[Stored data entries]

--*--

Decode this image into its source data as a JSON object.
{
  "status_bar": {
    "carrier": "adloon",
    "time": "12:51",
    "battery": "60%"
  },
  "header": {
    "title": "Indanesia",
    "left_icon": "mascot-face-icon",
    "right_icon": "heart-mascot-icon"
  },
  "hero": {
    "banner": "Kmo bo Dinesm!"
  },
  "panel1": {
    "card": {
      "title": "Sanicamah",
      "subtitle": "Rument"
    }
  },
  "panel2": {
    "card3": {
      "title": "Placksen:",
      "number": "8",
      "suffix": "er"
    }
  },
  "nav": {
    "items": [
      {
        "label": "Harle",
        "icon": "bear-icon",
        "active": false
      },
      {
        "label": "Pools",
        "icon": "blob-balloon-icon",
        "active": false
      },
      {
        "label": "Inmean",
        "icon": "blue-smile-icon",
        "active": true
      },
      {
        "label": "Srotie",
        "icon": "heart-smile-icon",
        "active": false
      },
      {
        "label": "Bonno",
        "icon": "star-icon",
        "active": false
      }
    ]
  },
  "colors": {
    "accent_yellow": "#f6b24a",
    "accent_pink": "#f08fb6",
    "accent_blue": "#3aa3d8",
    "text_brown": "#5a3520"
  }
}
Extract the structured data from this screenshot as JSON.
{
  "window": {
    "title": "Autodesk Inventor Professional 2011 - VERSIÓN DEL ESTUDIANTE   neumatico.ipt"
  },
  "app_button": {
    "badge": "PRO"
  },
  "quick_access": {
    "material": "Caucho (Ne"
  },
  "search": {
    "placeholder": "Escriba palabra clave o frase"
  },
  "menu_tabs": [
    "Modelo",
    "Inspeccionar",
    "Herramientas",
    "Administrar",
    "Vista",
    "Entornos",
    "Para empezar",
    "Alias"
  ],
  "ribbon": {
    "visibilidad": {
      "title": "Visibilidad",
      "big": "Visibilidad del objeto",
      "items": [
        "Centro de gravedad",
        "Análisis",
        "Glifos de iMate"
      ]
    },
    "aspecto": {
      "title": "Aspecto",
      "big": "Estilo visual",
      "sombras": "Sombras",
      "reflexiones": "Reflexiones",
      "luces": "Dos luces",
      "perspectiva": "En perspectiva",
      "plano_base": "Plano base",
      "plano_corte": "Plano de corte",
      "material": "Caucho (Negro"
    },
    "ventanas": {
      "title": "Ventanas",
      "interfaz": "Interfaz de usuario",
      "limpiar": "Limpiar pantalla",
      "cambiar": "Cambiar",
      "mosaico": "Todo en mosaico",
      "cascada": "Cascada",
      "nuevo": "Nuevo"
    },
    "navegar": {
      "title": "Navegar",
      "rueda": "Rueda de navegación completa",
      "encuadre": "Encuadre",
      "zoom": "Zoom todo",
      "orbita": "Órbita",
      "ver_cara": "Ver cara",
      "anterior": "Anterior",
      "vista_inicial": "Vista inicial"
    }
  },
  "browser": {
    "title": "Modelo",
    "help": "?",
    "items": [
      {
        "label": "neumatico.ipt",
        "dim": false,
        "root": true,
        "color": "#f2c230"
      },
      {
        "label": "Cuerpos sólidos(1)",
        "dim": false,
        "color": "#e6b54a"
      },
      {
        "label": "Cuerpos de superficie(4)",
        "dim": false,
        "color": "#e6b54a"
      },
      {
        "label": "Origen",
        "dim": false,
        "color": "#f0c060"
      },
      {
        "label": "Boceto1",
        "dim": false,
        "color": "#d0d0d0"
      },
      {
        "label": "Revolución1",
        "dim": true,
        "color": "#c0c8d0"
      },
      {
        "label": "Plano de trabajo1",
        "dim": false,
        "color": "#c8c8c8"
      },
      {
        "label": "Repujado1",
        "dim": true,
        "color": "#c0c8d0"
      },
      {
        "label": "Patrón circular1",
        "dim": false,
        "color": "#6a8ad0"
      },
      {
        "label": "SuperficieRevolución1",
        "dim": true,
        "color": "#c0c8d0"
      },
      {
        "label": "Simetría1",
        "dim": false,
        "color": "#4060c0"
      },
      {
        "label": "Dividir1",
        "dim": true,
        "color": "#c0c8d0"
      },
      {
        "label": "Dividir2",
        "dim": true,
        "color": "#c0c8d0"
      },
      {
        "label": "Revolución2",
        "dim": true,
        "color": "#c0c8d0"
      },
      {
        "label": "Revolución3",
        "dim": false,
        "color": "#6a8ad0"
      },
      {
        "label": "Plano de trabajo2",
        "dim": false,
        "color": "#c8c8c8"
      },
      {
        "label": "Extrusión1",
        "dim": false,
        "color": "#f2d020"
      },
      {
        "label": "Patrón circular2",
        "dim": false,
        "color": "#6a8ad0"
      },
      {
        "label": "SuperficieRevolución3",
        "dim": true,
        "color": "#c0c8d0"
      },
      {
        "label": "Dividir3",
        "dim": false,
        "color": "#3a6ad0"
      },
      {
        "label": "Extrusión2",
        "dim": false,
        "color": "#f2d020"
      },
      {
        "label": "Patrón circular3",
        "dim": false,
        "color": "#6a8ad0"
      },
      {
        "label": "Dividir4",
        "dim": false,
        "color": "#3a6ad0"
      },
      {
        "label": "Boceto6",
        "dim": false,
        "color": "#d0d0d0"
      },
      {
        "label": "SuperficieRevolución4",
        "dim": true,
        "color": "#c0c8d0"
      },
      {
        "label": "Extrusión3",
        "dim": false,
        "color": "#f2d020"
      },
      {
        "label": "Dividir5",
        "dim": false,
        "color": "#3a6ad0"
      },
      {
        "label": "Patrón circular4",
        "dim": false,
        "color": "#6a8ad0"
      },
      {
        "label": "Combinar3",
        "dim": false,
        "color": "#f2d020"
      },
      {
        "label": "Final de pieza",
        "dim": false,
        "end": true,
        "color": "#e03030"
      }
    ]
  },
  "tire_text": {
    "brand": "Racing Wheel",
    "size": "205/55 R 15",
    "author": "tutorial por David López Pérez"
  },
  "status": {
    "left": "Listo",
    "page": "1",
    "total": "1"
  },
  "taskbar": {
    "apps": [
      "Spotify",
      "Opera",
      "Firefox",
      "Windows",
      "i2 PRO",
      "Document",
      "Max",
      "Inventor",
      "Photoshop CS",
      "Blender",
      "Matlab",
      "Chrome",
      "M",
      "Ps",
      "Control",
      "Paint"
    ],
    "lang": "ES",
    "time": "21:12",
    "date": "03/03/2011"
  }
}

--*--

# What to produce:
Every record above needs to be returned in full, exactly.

# Task answer:
Decode this image into its source data as a JSON object.
{
  "status_bar": {
    "carrier": "adloon",
    "time": "12:51",
    "battery": "60%"
  },
  "header": {
    "title": "Indanesia",
    "left_icon": "mascot-face-icon",
    "right_icon": "heart-mascot-icon"
  },
  "hero": {
    "banner": "Kmo bo Dinesm!"
  },
  "panel1": {
    "card": {
      "title": "Sanicamah",
      "subtitle": "Rument"
    }
  },
  "panel2": {
    "card3": {
      "title": "Placksen:",
      "number": "8",
      "suffix": "er"
    }
  },
  "nav": {
    "items": [
      {
        "label": "Harle",
        "icon": "bear-icon",
        "active": false
      },
      {
        "label": "Pools",
        "icon": "blob-balloon-icon",
        "active": false
      },
      {
        "label": "Inmean",
        "icon": "blue-smile-icon",
        "active": true
      },
      {
        "label": "Srotie",
        "icon": "heart-smile-icon",
        "active": false
      },
      {
        "label": "Bonno",
        "icon": "star-icon",
        "active": false
      }
    ]
  },
  "colors": {
    "accent_yellow": "#f6b24a",
    "accent_pink": "#f08fb6",
    "accent_blue": "#3aa3d8",
    "text_brown": "#5a3520"
  }
}
Extract the structured data from this screenshot as JSON.
{
  "window": {
    "title": "Autodesk Inventor Professional 2011 - VERSIÓN DEL ESTUDIANTE   neumatico.ipt"
  },
  "app_button": {
    "badge": "PRO"
  },
  "quick_access": {
    "material": "Caucho (Ne"
  },
  "search": {
    "placeholder": "Escriba palabra clave o frase"
  },
  "menu_tabs": [
    "Modelo",
    "Inspeccionar",
    "Herramientas",
    "Administrar",
    "Vista",
    "Entornos",
    "Para empezar",
    "Alias"
  ],
  "ribbon": {
    "visibilidad": {
      "title": "Visibilidad",
      "big": "Visibilidad del objeto",
      "items": [
        "Centro de gravedad",
        "Análisis",
        "Glifos de iMate"
      ]
    },
    "aspecto": {
      "title": "Aspecto",
      "big": "Estilo visual",
      "sombras": "Sombras",
      "reflexiones": "Reflexiones",
      "luces": "Dos luces",
      "perspectiva": "En perspectiva",
      "plano_base": "Plano base",
      "plano_corte": "Plano de corte",
      "material": "Caucho (Negro"
    },
    "ventanas": {
      "title": "Ventanas",
      "interfaz": "Interfaz de usuario",
      "limpiar": "Limpiar pantalla",
      "cambiar": "Cambiar",
      "mosaico": "Todo en mosaico",
      "cascada": "Cascada",
      "nuevo": "Nuevo"
    },
    "navegar": {
      "title": "Navegar",
      "rueda": "Rueda de navegación completa",
      "encuadre": "Encuadre",
      "zoom": "Zoom todo",
      "orbita": "Órbita",
      "ver_cara": "Ver cara",
      "anterior": "Anterior",
      "vista_inicial": "Vista inicial"
    }
  },
  "browser": {
    "title": "Modelo",
    "help": "?",
    "items": [
      {
        "label": "neumatico.ipt",
        "dim": false,
        "root": true,
        "color": "#f2c230"
      },
      {
        "label": "Cuerpos sólidos(1)",
        "dim": false,
        "color": "#e6b54a"
      },
      {
        "label": "Cuerpos de superficie(4)",
        "dim": false,
        "color": "#e6b54a"
      },
      {
        "label": "Origen",
        "dim": false,
        "color": "#f0c060"
      },
      {
        "label": "Boceto1",
        "dim": false,
        "color": "#d0d0d0"
      },
      {
        "label": "Revolución1",
        "dim": true,
        "color": "#c0c8d0"
      },
      {
        "label": "Plano de trabajo1",
        "dim": false,
        "color": "#c8c8c8"
      },
      {
        "label": "Repujado1",
        "dim": true,
        "color": "#c0c8d0"
      },
      {
        "label": "Patrón circular1",
        "dim": false,
        "color": "#6a8ad0"
      },
      {
        "label": "SuperficieRevolución1",
        "dim": true,
        "color": "#c0c8d0"
      },
      {
        "label": "Simetría1",
        "dim": false,
        "color": "#4060c0"
      },
      {
        "label": "Dividir1",
        "dim": true,
        "color": "#c0c8d0"
      },
      {
        "label": "Dividir2",
        "dim": true,
        "color": "#c0c8d0"
      },
      {
        "label": "Revolución2",
        "dim": true,
        "color": "#c0c8d0"
      },
      {
        "label": "Revolución3",
        "dim": false,
        "color": "#6a8ad0"
      },
      {
        "label": "Plano de trabajo2",
        "dim": false,
        "color": "#c8c8c8"
      },
      {
        "label": "Extrusión1",
        "dim": false,
        "color": "#f2d020"
      },
      {
        "label": "Patrón circular2",
        "dim": false,
        "color": "#6a8ad0"
      },
      {
        "label": "SuperficieRevolución3",
        "dim": true,
        "color": "#c0c8d0"
      },
      {
        "label": "Dividir3",
        "dim": false,
        "color": "#3a6ad0"
      },
      {
        "label": "Extrusión2",
        "dim": false,
        "color": "#f2d020"
      },
      {
        "label": "Patrón circular3",
        "dim": false,
        "color": "#6a8ad0"
      },
      {
        "label": "Dividir4",
        "dim": false,
        "color": "#3a6ad0"
      },
      {
        "label": "Boceto6",
        "dim": false,
        "color": "#d0d0d0"
      },
      {
        "label": "SuperficieRevolución4",
        "dim": true,
        "color": "#c0c8d0"
      },
      {
        "label": "Extrusión3",
        "dim": false,
        "color": "#f2d020"
      },
      {
        "label": "Dividir5",
        "dim": false,
        "color": "#3a6ad0"
      },
      {
        "label": "Patrón circular4",
        "dim": false,
        "color": "#6a8ad0"
      },
      {
        "label": "Combinar3",
        "dim": false,
        "color": "#f2d020"
      },
      {
        "label": "Final de pieza",
        "dim": false,
        "end": true,
        "color": "#e03030"
      }
    ]
  },
  "tire_text": {
    "brand": "Racing Wheel",
    "size": "205/55 R 15",
    "author": "tutorial por David López Pérez"
  },
  "status": {
    "left": "Listo",
    "page": "1",
    "total": "1"
  },
  "taskbar": {
    "apps": [
      "Spotify",
      "Opera",
      "Firefox",
      "Windows",
      "i2 PRO",
      "Document",
      "Max",
      "Inventor",
      "Photoshop CS",
      "Blender",
      "Matlab",
      "Chrome",
      "M",
      "Ps",
      "Control",
      "Paint"
    ],
    "lang": "ES",
    "time": "21:12",
    "date": "03/03/2011"
  }
}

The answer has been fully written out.